  15. 15. IOR Maritime Security Risks 1. Transgressions of sovereignty in the territorial sea 2. Transgressions of sovereignty in the EEZ 3. States asserting unreasonable maritime sovereignty claims 4. State closures of international straits, archipelagic sea lanes &/or areas within national jurisdiction 5. State restrictions on freedom of navigation in international straits, archipelagic sea lanes &/or areas within national jurisdiction 6. Non-state actors impinging upon freedom of navigation (piracy, maritime terrorism) 7. Impacts of climate change on the marine environment 8. Illegal exploitation of marine living resources, in areas of national jurisdiction & high seas 9. Marine pollution & dumping
  16. 16. IOR Maritime Security Risks 10. Inadequate regulation & control of the marine environment 11. Sea-level rise & increasing intensity & frequency of extreme weather events in IOR coastal zones & islands 12. Law & order at sea transgressions: crime, piracy, robbery, smuggling, trafficking, illegal immigration, IUU fishing 13. Disruption of energy cargoes at sea 14. Offshore oil & gas safety & security incidents 15. Transportation & deployment of WMD at sea 16. Local, state on state, conflict spilling into the maritime domain 17. Maritime intervention (power projection, asserting sea control) by major powers in the IOR 18. Safety at sea 19. Lack of IOR architecture & entities to facilitate regional maritime security dialogue & cooperation
  17. 17. Strategic Objective MS Risk 1 2 3 4 5 6 7 8 9 10 11 12 13 14 15 16 17 18 19 Overall Risk 1 x x x x x x x x x x x x x x x 2 x x x x x x x x x x x x 3 x x x x x x x x x x x x x 4 x x x x x x x x 5 x x x x x x x x x x x 6 x x x x x x x x x x 7 x x x x x x x x x x x x 8 x x x x 9 x x x x x x x x 10 x x x x x 11 x x x x x x x x x x x 12 x x x x x x x x x x x x x x x x x x x 13 x x x x x x x 14 x x x x x x x x x x x x x x x x 15 x x x x x x x x x x x x x x x x x x x LOS RA R A

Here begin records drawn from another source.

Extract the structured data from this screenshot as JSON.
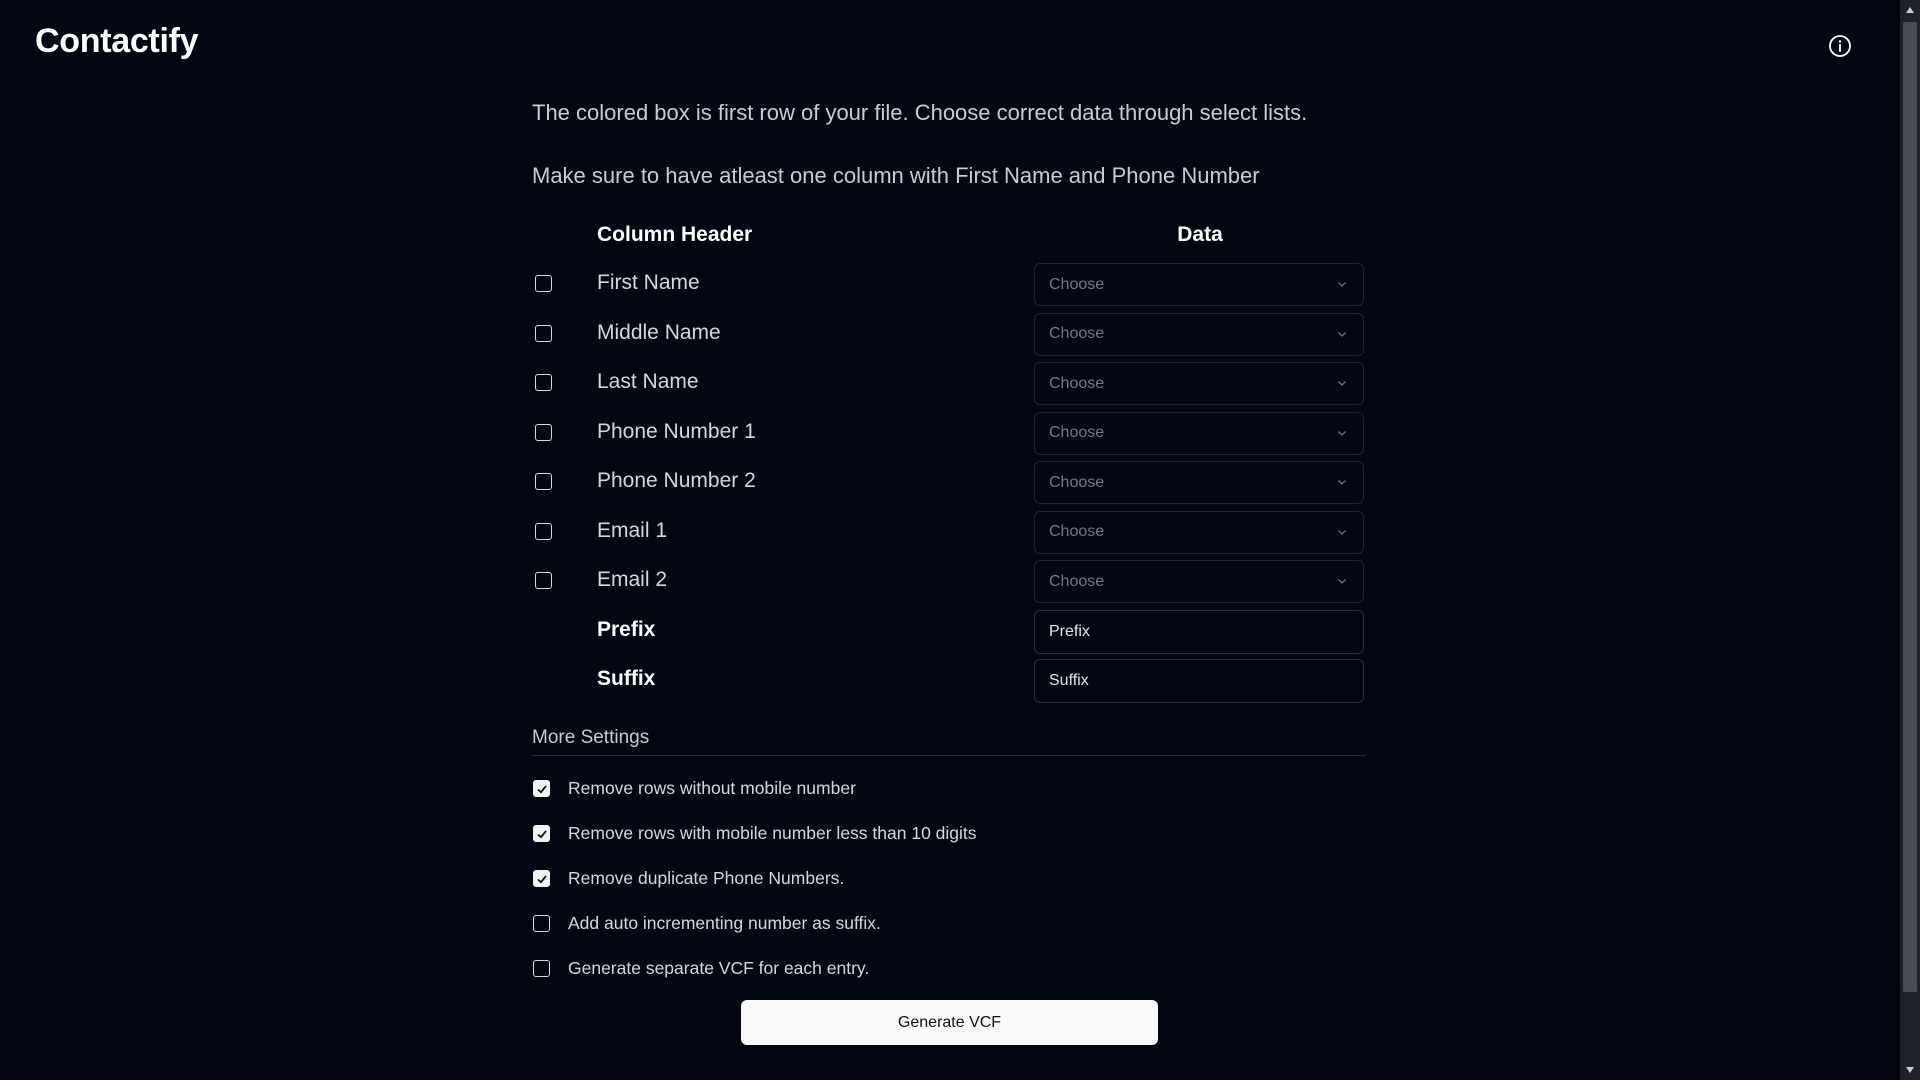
{
  "app": {
    "title": "Contactify",
    "info_icon": "info-icon"
  },
  "intro": {
    "line1": "The colored box is first row of your file. Choose correct data through select lists.",
    "line2": "Make sure to have atleast one column with First Name and Phone Number"
  },
  "mapping": {
    "column_header_title": "Column Header",
    "data_title": "Data",
    "fields": [
      {
        "label": "First Name",
        "checked": false,
        "select_value": "Choose"
      },
      {
        "label": "Middle Name",
        "checked": false,
        "select_value": "Choose"
      },
      {
        "label": "Last Name",
        "checked": false,
        "select_value": "Choose"
      },
      {
        "label": "Phone Number 1",
        "checked": false,
        "select_value": "Choose"
      },
      {
        "label": "Phone Number 2",
        "checked": false,
        "select_value": "Choose"
      },
      {
        "label": "Email 1",
        "checked": false,
        "select_value": "Choose"
      },
      {
        "label": "Email 2",
        "checked": false,
        "select_value": "Choose"
      }
    ],
    "prefix": {
      "label": "Prefix",
      "placeholder": "Prefix"
    },
    "suffix": {
      "label": "Suffix",
      "placeholder": "Suffix"
    }
  },
  "more_settings": {
    "title": "More Settings",
    "options": [
      {
        "label": "Remove rows without mobile number",
        "checked": true
      },
      {
        "label": "Remove rows with mobile number less than 10 digits",
        "checked": true
      },
      {
        "label": "Remove duplicate Phone Numbers.",
        "checked": true
      },
      {
        "label": "Add auto incrementing number as suffix.",
        "checked": false
      },
      {
        "label": "Generate separate VCF for each entry.",
        "checked": false
      }
    ]
  },
  "actions": {
    "generate_label": "Generate VCF"
  },
  "colors": {
    "background": "#020711",
    "button_bg": "#fafafa",
    "text_muted": "#c9ccd1"
  }
}
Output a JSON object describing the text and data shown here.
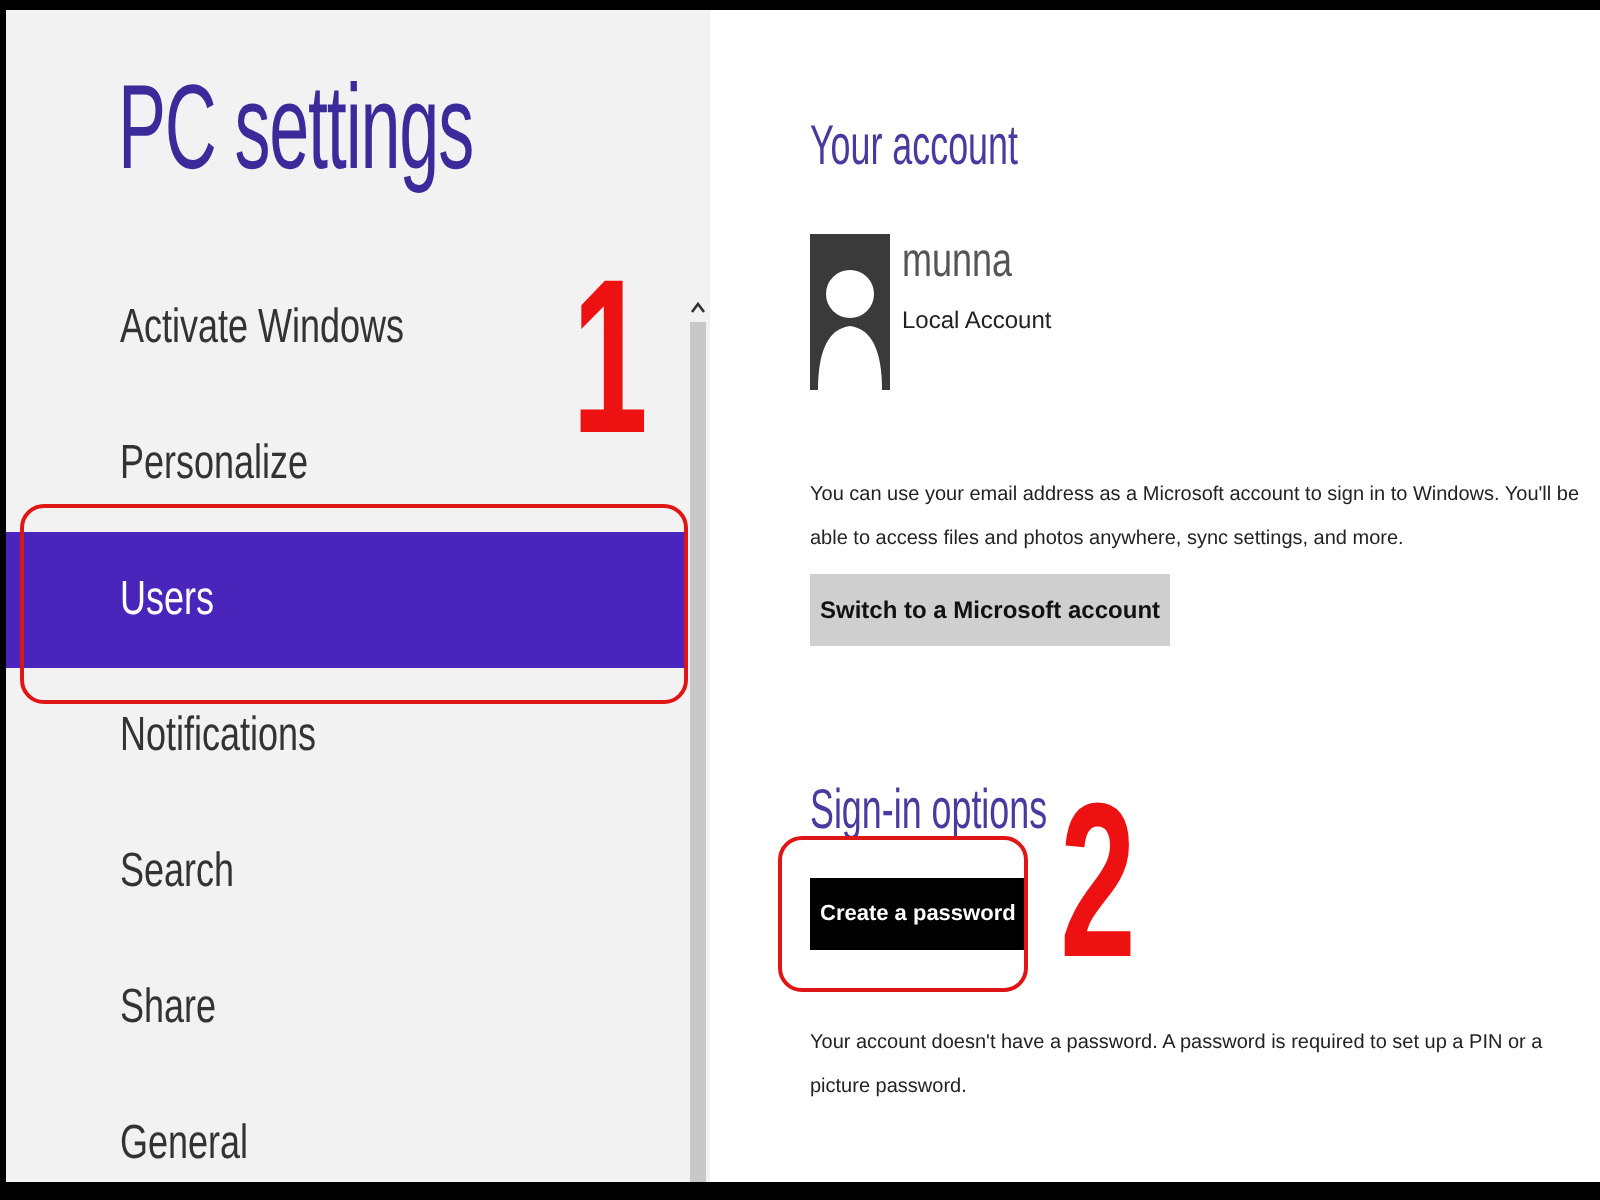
{
  "title": "PC settings",
  "sidebar": {
    "items": [
      {
        "label": "Activate Windows",
        "selected": false
      },
      {
        "label": "Personalize",
        "selected": false
      },
      {
        "label": "Users",
        "selected": true
      },
      {
        "label": "Notifications",
        "selected": false
      },
      {
        "label": "Search",
        "selected": false
      },
      {
        "label": "Share",
        "selected": false
      },
      {
        "label": "General",
        "selected": false
      }
    ]
  },
  "account": {
    "heading": "Your account",
    "user_name": "munna",
    "account_type": "Local Account",
    "description": "You can use your email address as a Microsoft account to sign in to Windows. You'll be able to access files and photos anywhere, sync settings, and more.",
    "button": "Switch to a Microsoft account"
  },
  "sign_in": {
    "heading": "Sign-in options",
    "button": "Create a password",
    "description": "Your account doesn't have a password. A password is required to set up a PIN or a picture password."
  },
  "annotations": [
    {
      "label": "1"
    },
    {
      "label": "2"
    }
  ]
}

  18. 18. Concluding Summary •IOR – sea vital common medium •Global strategic & economic balance to IOR •Climate change greatest impact medium to long term – natural disasters •Much uncertainty = risk •Many vulnerabilities •Lack of maritime security capabilities •Lack of cooperative mechanisms •Opportunity for cooperative security
  19. 19. Recommendations 1. Conduct regional strategic risk assessment, maritime security focus, enhanced maritime security cooperation: IONS initiative 2. Encourage IORA to include climate change 3. Encourage expansion of IORA membership 4. IONS encourage/support creation of Track 2/1.5 dialogue entity - IORG 5. Support creation of separate Track 1 IOR security dialogue entity